The “All-Nite Service” drugstore has everything, including liquor and this business card. Barney Deager must have first come by as an Ass’t Sales Manager for the Southwestern Liquor Syndicate. Now he comes by to take out the pharmacist’s wife. I suspect that nothing good will come of that.

DAwson and FAirfield may not be genuine Los Angeles exchange names: the Telephone EXchange Name Project has nothing for DAwson and just one entry for FAirfield (in use in Alabama).

More exchange names on screen
The Amazing Dr. Clitterhouse : Baby Face : Blast of Silence : Boardwalk Empire : Born Yesterday : The Dark Corner : Deception : Dream House : The Little Giant : The Man Who Cheated Himself : Modern Marvels : Murder, My Sweet : My Week with Marilyn : Naked City (1) : Naked City (2) : Naked City 3 : Naked City (4) : Naked City (5) : Naked City (6) : Naked City (7) : Nightmare Alley : The Public Enemy : Railroaded! : Side Street : Sweet Smell of Success : This Gun for Hire

[There’s something beautifully tacky about a business card that abbreviates assistant. I would like to think that the abbreviation is another great detail of set design.]

Sunday, March 29, 2015

John Kerry, less grandiose

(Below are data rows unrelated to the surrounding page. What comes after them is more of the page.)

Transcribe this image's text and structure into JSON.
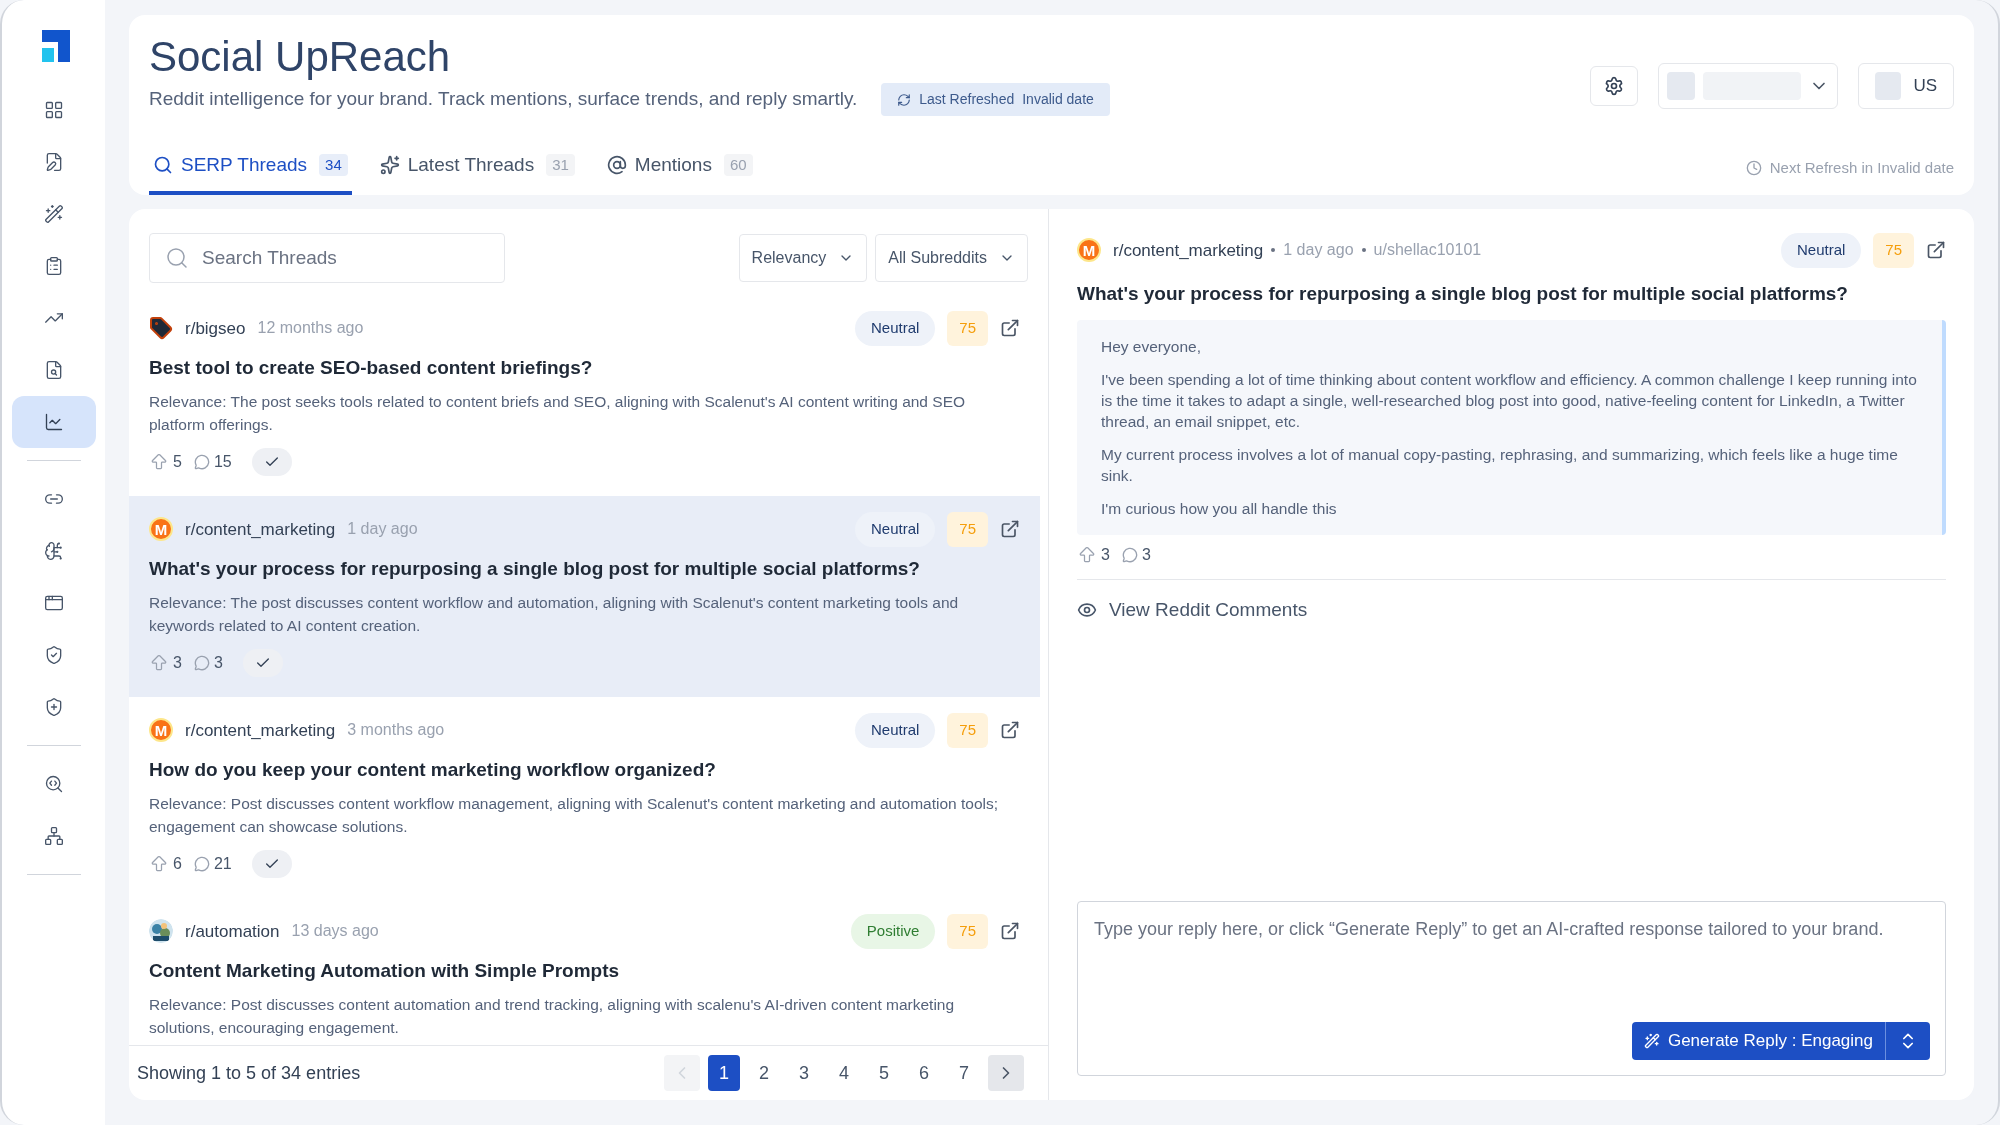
{
  "sidebar": {
    "groups": [
      [
        {
          "selected": false
        },
        {
          "selected": false
        },
        {
          "selected": false
        },
        {
          "selected": false
        },
        {
          "selected": false
        },
        {
          "selected": false
        },
        {
          "selected": true
        }
      ],
      [
        {
          "selected": false
        },
        {
          "selected": false
        },
        {
          "selected": false
        },
        {
          "selected": false
        },
        {
          "selected": false
        }
      ],
      [
        {
          "selected": false
        },
        {
          "selected": false
        }
      ]
    ]
  },
  "header": {
    "title": "Social UpReach",
    "subtitle": "Reddit intelligence for your brand. Track mentions, surface trends, and reply smartly.",
    "refresh_label": "Last Refreshed",
    "refresh_value": "Invalid date",
    "country": "US",
    "next_refresh": "Next Refresh in Invalid date"
  },
  "tabs": [
    {
      "label": "SERP Threads",
      "count": "34",
      "selected": true
    },
    {
      "label": "Latest Threads",
      "count": "31",
      "selected": false
    },
    {
      "label": "Mentions",
      "count": "60",
      "selected": false
    }
  ],
  "search": {
    "placeholder": "Search Threads"
  },
  "filters": [
    "Relevancy",
    "All Subreddits"
  ],
  "threads": [
    {
      "avatar": {
        "kind": "tag"
      },
      "subreddit": "r/bigseo",
      "time": "12 months ago",
      "sentiment": {
        "label": "Neutral",
        "kind": "neutral"
      },
      "score": "75",
      "title": "Best tool to create SEO-based content briefings?",
      "relevance": "Relevance: The post seeks tools related to content briefs and SEO, aligning with Scalenut's AI content writing and SEO platform offerings.",
      "upvotes": "5",
      "comments": "15",
      "selected": false
    },
    {
      "avatar": {
        "kind": "letter",
        "text": "M"
      },
      "subreddit": "r/content_marketing",
      "time": "1 day ago",
      "sentiment": {
        "label": "Neutral",
        "kind": "neutral"
      },
      "score": "75",
      "title": "What's your process for repurposing a single blog post for multiple social platforms?",
      "relevance": "Relevance: The post discusses content workflow and automation, aligning with Scalenut's content marketing tools and keywords related to AI content creation.",
      "upvotes": "3",
      "comments": "3",
      "selected": true
    },
    {
      "avatar": {
        "kind": "letter",
        "text": "M"
      },
      "subreddit": "r/content_marketing",
      "time": "3 months ago",
      "sentiment": {
        "label": "Neutral",
        "kind": "neutral"
      },
      "score": "75",
      "title": "How do you keep your content marketing workflow organized?",
      "relevance": "Relevance: Post discusses content workflow management, aligning with Scalenut's content marketing and automation tools; engagement can showcase solutions.",
      "upvotes": "6",
      "comments": "21",
      "selected": false
    },
    {
      "subreddit": "r/automation",
      "time": "13 days ago",
      "sentiment": {
        "label": "Positive",
        "kind": "positive"
      },
      "score": "75",
      "title": "Content Marketing Automation with Simple Prompts",
      "relevance": "Relevance: Post discusses content automation and trend tracking, aligning with scalenu's AI-driven content marketing solutions, encouraging engagement.",
      "selected": false
    }
  ],
  "pagination": {
    "summary": "Showing 1 to 5 of 34 entries",
    "prev_disabled": true,
    "pages": [
      {
        "label": "1",
        "selected": true
      },
      {
        "label": "2",
        "selected": false
      },
      {
        "label": "3",
        "selected": false
      },
      {
        "label": "4",
        "selected": false
      },
      {
        "label": "5",
        "selected": false
      },
      {
        "label": "6",
        "selected": false
      },
      {
        "label": "7",
        "selected": false
      }
    ]
  },
  "detail": {
    "avatar": {
      "kind": "letter",
      "text": "M"
    },
    "subreddit": "r/content_marketing",
    "time": "1 day ago",
    "author": "u/shellac10101",
    "sentiment": {
      "label": "Neutral",
      "kind": "neutral"
    },
    "score": "75",
    "title": "What's your process for repurposing a single blog post for multiple social platforms?",
    "body": [
      "Hey everyone,",
      "I've been spending a lot of time thinking about content workflow and efficiency. A common challenge I keep running into is the time it takes to adapt a single, well-researched blog post into good, native-feeling content for LinkedIn, a Twitter thread, an email snippet, etc.",
      "My current process involves a lot of manual copy-pasting, rephrasing, and summarizing, which feels like a huge time sink.",
      "I'm curious how you all handle this"
    ],
    "upvotes": "3",
    "comments": "3",
    "view_comments": "View Reddit Comments"
  },
  "reply": {
    "placeholder": "Type your reply here, or click “Generate Reply” to get an AI-crafted response tailored to your brand.",
    "generate_label": "Generate Reply : Engaging"
  }
}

Andrea Mitchell, on NBC Nightly News tonight:

“. . . as six world powers led by John Kerry . . . .”
Less grandiose, better:
“Led by John Kerry, representatives of six world powers . . . .”

Minority report: Mr. Turner

Wikipedia: “Mr. Turner has received universal praise from critics.” Well, okay. Mr. Turner (dir. Mike Leigh, 2014), is a beautiful-looking film, extraordinarily so. Dick Pope’s cinematography makes every landscape, every seascape, every interior a painterly composition. But in this portrait of the artist as a gruff man, it’s difficult, at times impossible, to understand what he’s saying: Timothy Spall’s J. M. W. Turner is all croaks and growls and hoarse mutterings. I don’t think it’s meant to be funny, but many in last night’s audience seemed to find it hilarious, as if the film were a John Belushi samurai skit. Meant to be funny but not so: the film’s depiction of John Ruskin as a lisping mega-twit. To me that seemed the easiest, cheapest of shots. But at least I could understand Ruskin’s words, lisp and all.

Elaine and I both did a little reading about Turner last night and were surprised to learn that his last words were “The sun is God.” In the theater, we had both heard, with no second-guessing, “The sun is gone.” Diction, diction, diction.

My recommendation: wait for the DVD, and watch with subtitles.

Domestic comedy

[After deciding not to go to the fancy place for dinner.]

“I’ll leave my thesaurus at home then.”

Related reading
All OCA domestic comedy posts (Pinboard)

Saturday, March 28, 2015

Gill Sans

[“Perils Of Julia And Gill Man — Movie Julia Adams.” Photograph by Edward Clark. Alterations by me. From the Life Photo Archive. Click for a larger, gillier view.]

Once upon a time, the Creature, or the Gill-Man, was one of the monster models made by Aurora Plastics, along with Dracula, Frankenstein, the Mummy, and the Wolfman. The makeup of that quintet bugged me. Four of them: classics. But the fifth? Now he’s a spokesgill-man for the sardine industry.

Scale models — cars, dinosaurs, monsters, planes — were once a fairly standard part of boyhood. Testors Glue, Testors Enamel Paints, decals: necessary stuff, like sardines.

Related reading
All OCA sardines posts (Pinboard)

[Gill Sans? Sans sardines. The font I’ve used for “got sardines?” is the free CGPhenixAmerican.]